Business experts are expected to support calls for a reduction in corporation tax in Northern Ireland.
Speakers such as Eamonn Donaghy of KPMG and Martin Fleetwood of PWC will give evidence to the Northern Ireland Affairs Committee later on Wednesday.
The committee is investigating whether the rate should be cut to match the rate in the Republic of Ireland.
The main rate of corporation tax in the UK is 28% for 2010, while corporation tax south of the border is only 12%.
Business leaders and politicians have argued that this puts Northern Ireland at an unfair disadvantage.
The witnesses are expected to give evidence that by putting the tax in line with the Irish Republic, the Northern Ireland economy would be stimulated and inward investment would increase.
However, there is the issue of what a rate reduction would cost and who would pay for it.
There are worries that such a move would lead to a reduction in the block grant allocated to the executive from London.
Some economists say it could cost about £200m, but Finance Minister Sammy Wilson said earlier this month that the cost to Northern Ireland could be as high as £500m.
Eamonn Donaghy from KPMG said the "key focus of our campaign is very much in trying to make Northern Ireland a very attractive place for foreign direct investment".
"That seems to encourage international businesses to look at Northern Ireland as a place to locate.
"The real objective of this is to try and find a way of bringing jobs into Northern Ireland.

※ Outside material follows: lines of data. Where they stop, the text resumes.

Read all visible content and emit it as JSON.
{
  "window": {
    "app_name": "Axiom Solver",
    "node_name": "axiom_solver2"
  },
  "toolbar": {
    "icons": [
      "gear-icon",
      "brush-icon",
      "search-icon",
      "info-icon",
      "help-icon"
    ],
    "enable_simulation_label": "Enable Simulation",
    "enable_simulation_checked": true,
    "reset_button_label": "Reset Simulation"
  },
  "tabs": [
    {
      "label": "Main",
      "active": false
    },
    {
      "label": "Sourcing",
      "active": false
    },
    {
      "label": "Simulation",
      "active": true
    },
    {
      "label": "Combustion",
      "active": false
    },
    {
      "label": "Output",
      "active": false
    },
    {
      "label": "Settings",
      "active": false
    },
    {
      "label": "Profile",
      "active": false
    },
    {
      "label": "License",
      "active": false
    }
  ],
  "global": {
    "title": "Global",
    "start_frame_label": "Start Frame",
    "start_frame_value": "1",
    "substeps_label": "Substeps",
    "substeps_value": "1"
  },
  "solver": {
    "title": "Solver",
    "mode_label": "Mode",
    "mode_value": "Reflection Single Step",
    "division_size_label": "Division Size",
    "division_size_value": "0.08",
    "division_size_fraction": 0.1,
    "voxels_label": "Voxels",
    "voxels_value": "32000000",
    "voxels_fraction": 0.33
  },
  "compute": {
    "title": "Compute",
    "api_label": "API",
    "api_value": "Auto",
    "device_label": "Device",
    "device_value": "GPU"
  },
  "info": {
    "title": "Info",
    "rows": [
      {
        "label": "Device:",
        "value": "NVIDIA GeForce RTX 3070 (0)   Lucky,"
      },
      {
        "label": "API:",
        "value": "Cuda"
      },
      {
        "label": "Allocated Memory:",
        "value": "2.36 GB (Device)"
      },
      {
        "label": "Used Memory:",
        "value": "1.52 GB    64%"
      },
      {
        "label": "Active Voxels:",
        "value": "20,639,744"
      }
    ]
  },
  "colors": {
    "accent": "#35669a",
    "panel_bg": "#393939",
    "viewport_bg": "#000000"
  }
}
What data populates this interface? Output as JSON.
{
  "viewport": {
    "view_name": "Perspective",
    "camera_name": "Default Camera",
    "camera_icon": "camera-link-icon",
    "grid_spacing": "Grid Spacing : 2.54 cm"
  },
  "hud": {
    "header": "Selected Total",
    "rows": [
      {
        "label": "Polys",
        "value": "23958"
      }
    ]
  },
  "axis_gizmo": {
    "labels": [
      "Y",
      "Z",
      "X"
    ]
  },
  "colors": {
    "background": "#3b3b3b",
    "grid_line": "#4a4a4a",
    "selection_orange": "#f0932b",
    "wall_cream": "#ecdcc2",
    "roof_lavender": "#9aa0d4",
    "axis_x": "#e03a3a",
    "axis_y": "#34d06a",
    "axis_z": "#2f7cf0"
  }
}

"Long term sustainable, well paid jobs, which I think, given what was announced last week has probably got to be one of the key objectives for everybody in Northern Ireland, politicians and businessmen alike."